**Task**.
The exercise asks you to copy every line below in which "pdsyw" appears.

**Recorded data**.
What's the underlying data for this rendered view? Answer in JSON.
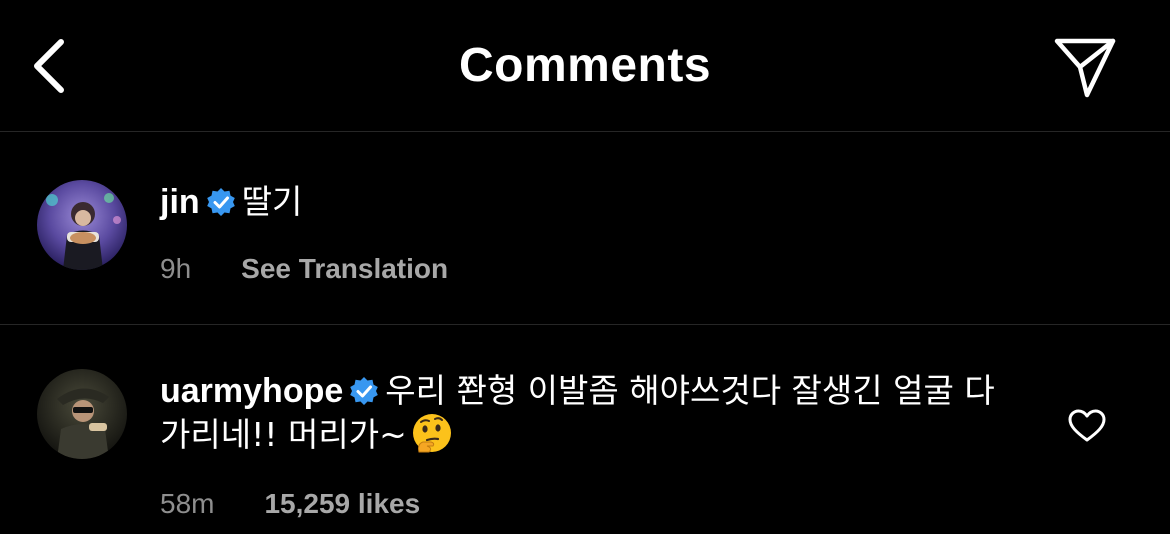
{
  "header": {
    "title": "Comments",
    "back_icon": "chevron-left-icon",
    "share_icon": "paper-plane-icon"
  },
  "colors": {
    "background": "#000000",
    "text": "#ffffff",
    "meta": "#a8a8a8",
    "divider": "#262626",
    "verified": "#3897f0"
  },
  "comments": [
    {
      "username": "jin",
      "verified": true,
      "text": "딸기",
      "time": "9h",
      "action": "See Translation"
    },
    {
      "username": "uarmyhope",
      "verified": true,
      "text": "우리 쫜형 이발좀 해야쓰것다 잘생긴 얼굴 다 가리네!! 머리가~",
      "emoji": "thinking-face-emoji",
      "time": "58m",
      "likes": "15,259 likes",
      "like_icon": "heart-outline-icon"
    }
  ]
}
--
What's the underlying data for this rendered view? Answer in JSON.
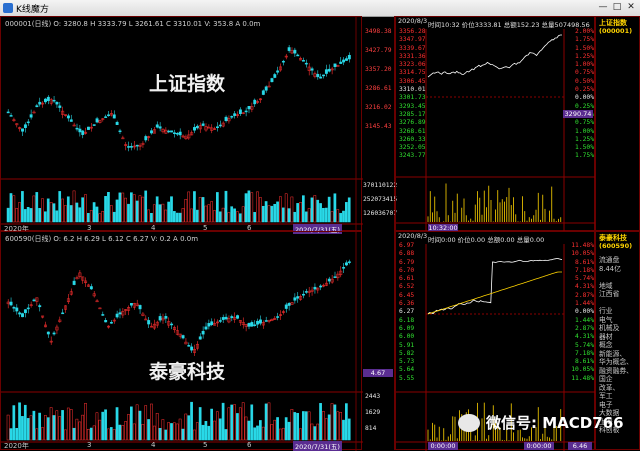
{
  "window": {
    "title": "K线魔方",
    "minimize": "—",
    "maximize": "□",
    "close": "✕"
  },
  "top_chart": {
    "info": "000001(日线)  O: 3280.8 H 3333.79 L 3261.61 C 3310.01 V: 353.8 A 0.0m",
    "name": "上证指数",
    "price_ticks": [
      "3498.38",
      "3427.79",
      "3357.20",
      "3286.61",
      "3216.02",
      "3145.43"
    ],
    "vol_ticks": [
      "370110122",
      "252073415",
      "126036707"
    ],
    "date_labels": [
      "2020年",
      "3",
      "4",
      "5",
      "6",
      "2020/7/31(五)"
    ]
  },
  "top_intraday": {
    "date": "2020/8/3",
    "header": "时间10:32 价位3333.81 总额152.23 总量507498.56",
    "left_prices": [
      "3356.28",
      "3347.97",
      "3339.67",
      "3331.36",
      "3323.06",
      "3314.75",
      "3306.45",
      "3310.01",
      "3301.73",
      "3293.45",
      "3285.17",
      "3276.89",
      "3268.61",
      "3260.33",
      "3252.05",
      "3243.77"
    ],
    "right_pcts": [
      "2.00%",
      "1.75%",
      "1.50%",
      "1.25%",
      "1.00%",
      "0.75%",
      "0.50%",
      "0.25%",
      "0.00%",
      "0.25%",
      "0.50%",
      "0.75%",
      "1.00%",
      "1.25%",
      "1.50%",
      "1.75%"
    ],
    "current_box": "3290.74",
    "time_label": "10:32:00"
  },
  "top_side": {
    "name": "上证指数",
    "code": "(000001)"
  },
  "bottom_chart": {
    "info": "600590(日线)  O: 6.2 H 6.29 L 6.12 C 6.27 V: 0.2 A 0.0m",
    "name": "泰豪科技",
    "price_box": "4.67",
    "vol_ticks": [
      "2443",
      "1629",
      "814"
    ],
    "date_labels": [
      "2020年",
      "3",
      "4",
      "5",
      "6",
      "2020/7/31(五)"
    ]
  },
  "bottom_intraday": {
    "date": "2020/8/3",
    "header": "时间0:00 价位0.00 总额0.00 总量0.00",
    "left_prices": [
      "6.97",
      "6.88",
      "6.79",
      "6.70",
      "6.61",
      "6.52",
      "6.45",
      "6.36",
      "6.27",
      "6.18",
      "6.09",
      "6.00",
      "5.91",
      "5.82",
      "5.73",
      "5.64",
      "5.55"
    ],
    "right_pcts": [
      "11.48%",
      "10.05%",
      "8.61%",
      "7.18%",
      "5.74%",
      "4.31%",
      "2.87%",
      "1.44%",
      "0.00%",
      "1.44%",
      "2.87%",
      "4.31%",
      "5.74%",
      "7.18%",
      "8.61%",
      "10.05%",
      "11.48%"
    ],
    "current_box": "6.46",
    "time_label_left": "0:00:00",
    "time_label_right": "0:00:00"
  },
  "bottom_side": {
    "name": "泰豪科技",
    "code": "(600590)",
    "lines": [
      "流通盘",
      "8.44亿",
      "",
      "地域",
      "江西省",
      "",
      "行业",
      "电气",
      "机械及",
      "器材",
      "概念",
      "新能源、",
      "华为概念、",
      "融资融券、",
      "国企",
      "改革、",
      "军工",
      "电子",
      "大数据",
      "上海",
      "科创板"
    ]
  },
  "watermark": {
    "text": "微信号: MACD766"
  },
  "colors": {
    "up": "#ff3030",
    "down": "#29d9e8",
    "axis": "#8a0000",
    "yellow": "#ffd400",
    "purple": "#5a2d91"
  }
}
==
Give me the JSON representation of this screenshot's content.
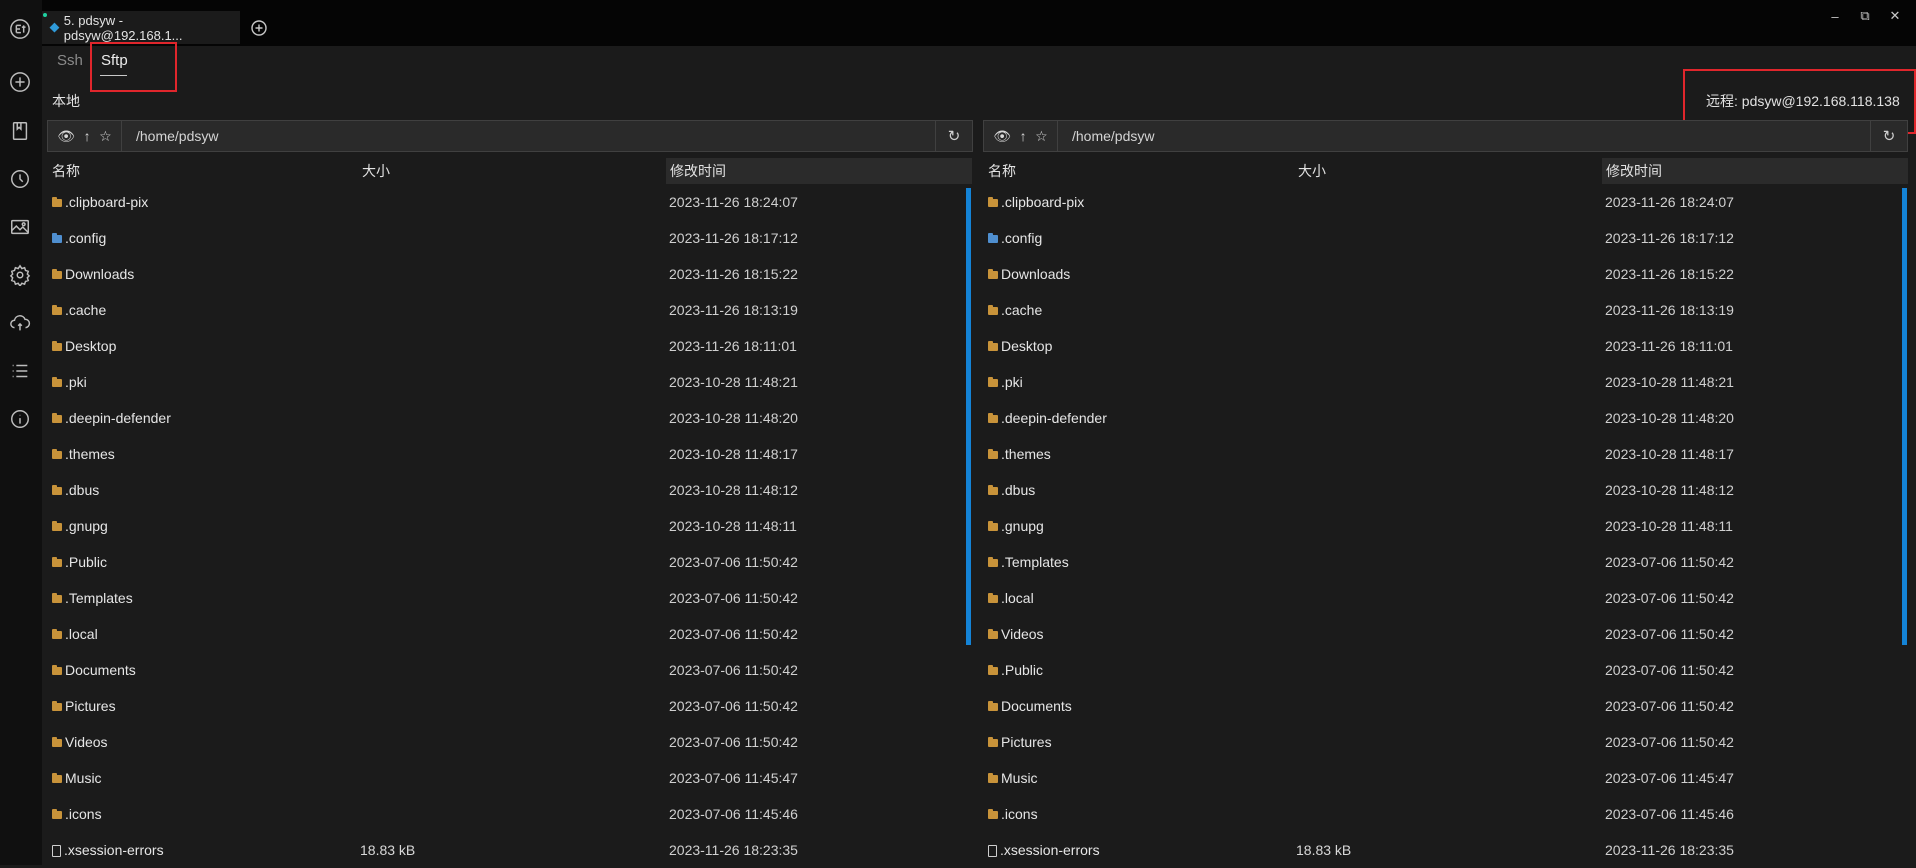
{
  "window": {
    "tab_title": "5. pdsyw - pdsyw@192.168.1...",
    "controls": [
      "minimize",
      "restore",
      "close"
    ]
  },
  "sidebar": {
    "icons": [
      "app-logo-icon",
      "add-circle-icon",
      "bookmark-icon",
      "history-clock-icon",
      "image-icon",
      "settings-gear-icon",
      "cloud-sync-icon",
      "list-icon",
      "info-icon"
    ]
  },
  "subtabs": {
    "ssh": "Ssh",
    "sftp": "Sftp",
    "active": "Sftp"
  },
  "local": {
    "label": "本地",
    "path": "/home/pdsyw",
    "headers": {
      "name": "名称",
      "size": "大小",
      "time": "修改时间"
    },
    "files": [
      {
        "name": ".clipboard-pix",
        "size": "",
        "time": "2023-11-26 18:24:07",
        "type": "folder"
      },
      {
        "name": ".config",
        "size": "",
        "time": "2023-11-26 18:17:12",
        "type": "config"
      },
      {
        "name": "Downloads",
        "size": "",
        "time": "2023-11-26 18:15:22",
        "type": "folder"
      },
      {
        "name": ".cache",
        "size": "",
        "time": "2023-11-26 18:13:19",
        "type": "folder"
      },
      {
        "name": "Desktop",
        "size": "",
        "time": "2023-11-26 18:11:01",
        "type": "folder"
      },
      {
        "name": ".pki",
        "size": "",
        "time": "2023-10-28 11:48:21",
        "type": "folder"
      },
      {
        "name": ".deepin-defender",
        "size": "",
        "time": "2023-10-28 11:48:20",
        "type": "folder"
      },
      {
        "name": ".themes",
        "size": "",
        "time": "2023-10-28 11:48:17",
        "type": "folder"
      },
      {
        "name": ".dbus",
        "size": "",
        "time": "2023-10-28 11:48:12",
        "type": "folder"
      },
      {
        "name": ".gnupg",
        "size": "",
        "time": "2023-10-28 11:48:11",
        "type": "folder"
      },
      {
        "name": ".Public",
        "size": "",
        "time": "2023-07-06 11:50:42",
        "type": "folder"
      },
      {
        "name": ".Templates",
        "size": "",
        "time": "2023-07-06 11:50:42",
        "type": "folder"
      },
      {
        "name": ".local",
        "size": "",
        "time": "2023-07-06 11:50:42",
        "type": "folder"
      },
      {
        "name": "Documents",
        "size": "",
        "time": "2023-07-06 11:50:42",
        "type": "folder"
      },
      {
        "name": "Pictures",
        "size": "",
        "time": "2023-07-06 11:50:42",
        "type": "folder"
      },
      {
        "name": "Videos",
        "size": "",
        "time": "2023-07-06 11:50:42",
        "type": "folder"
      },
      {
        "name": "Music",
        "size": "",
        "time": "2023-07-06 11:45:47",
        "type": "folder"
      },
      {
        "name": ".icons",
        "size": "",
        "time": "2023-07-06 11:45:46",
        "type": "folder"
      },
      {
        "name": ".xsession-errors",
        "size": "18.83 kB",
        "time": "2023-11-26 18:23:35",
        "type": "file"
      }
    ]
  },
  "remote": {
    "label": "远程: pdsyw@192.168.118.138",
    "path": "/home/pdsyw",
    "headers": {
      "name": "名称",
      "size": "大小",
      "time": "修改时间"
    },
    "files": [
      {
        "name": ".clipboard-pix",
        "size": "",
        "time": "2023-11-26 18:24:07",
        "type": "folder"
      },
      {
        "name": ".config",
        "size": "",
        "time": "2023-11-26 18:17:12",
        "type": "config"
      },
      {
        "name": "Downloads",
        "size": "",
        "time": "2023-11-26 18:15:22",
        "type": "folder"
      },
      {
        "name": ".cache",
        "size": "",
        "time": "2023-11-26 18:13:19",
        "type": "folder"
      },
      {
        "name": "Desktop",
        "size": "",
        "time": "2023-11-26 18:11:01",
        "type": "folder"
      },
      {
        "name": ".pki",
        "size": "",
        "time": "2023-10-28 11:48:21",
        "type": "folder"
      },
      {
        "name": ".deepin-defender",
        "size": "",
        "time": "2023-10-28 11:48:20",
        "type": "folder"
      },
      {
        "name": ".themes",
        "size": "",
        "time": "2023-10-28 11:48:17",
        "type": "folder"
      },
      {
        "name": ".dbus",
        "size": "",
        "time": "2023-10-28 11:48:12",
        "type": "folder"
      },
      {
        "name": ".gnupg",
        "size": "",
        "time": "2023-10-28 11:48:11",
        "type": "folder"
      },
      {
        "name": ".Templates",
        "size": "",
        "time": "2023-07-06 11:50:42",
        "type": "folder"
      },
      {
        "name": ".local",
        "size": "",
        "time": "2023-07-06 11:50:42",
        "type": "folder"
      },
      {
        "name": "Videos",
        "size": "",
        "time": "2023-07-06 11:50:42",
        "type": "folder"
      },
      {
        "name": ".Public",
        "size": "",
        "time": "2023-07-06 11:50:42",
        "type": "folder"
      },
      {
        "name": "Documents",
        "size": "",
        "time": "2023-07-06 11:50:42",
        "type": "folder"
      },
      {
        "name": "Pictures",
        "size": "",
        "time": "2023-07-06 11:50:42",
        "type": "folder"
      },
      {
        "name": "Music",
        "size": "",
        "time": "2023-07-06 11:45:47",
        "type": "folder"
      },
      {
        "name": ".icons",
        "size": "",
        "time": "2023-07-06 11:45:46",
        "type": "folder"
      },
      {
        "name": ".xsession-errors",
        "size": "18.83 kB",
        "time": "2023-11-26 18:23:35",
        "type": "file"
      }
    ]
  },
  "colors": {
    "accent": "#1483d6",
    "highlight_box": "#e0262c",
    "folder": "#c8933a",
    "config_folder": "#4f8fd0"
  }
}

**Worked solution**.
    "tab_title": "5. pdsyw - pdsyw@192.168.1...",
    "path": "/home/pdsyw",
    "label": "远程: pdsyw@192.168.118.138",
    "path": "/home/pdsyw",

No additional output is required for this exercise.